The World Economic Forum’s Global Competitiveness Report ranked Israel in 16th place, up eight places from last year and the first time it ranked among the index’s top 20 nations.

Israel was ranked 16th on the World Economic Forum’s Global Competitiveness Report, released Wednesday, which shows the Jewish state moving up eight positions from the previous year.

This is the first time Israel ranks among the index’s top 20 nations.

The annual report ranks the competitiveness of 137 countries. The listing is based on dozens of market competition drivers, including economic and fiscal policies that determine the level of productivity in the country, which assesses countries’ ability to provide high levels of prosperity to their citizens.

“Global competitiveness will be more and more defined by the innovative capacity of a country,” Klaus Schwab, WEF founder and executive chairman, said in a statement.

Switzerland was named is the world’s most competitive economy for the ninth consecutive year. The US was ranked second, Singapore was ranked third and Israel drew 16th place.

The report noted the two elements jeopardizing the Israeli economy’s growth were government bureaucracy and high tax rates. Israel’s overall score on government bureaucracy dropped to 21.6, compared to 18.6 last year, indicating an increase in the burden regulation and bureaucracy impose on the economy.

Israel Among World’s Top 3 Innovative Countries

The report states that Israel maintained its position among world’s top three innovative countries.

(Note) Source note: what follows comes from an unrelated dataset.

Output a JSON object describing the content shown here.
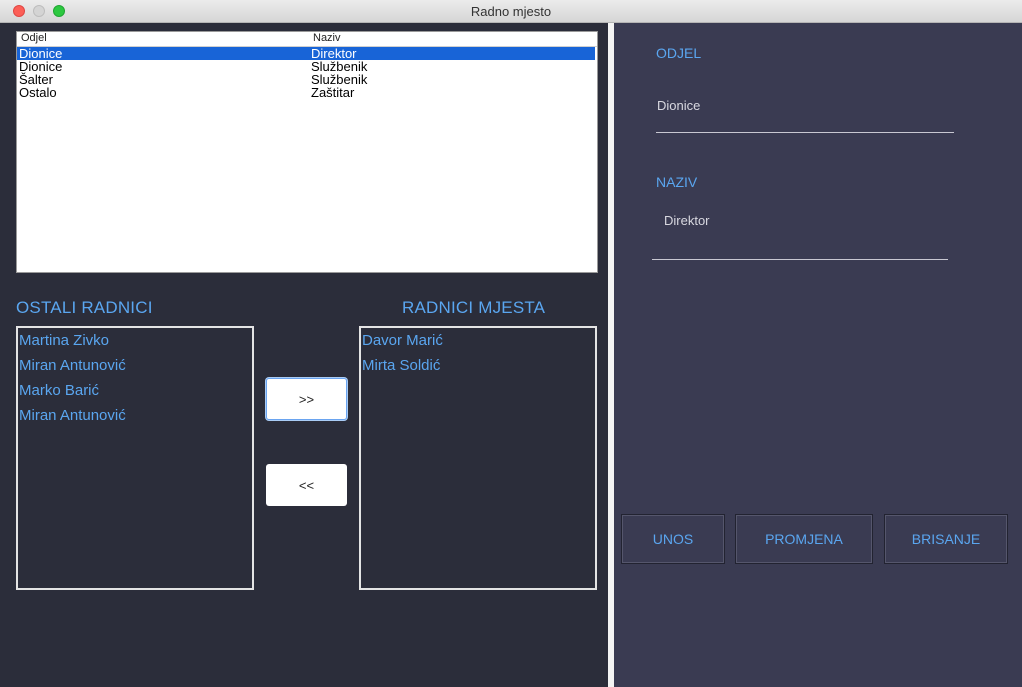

It noted that the Jewish state earned its reputation as a startup nation due to a large number of inventions and innovations since it became a sovereign nation in 1948 despite the many challenges it faces.

“We see the rise in the competitiveness ranking as official recognition for the efforts by the Israeli government to improve the business environment, but the main problems, the burden of regulation and bureaucracy, are still here,” Manufacturers Association of Israel President Shraga Brosh said.

By: Israel Hayom/Exclusive to JNS.org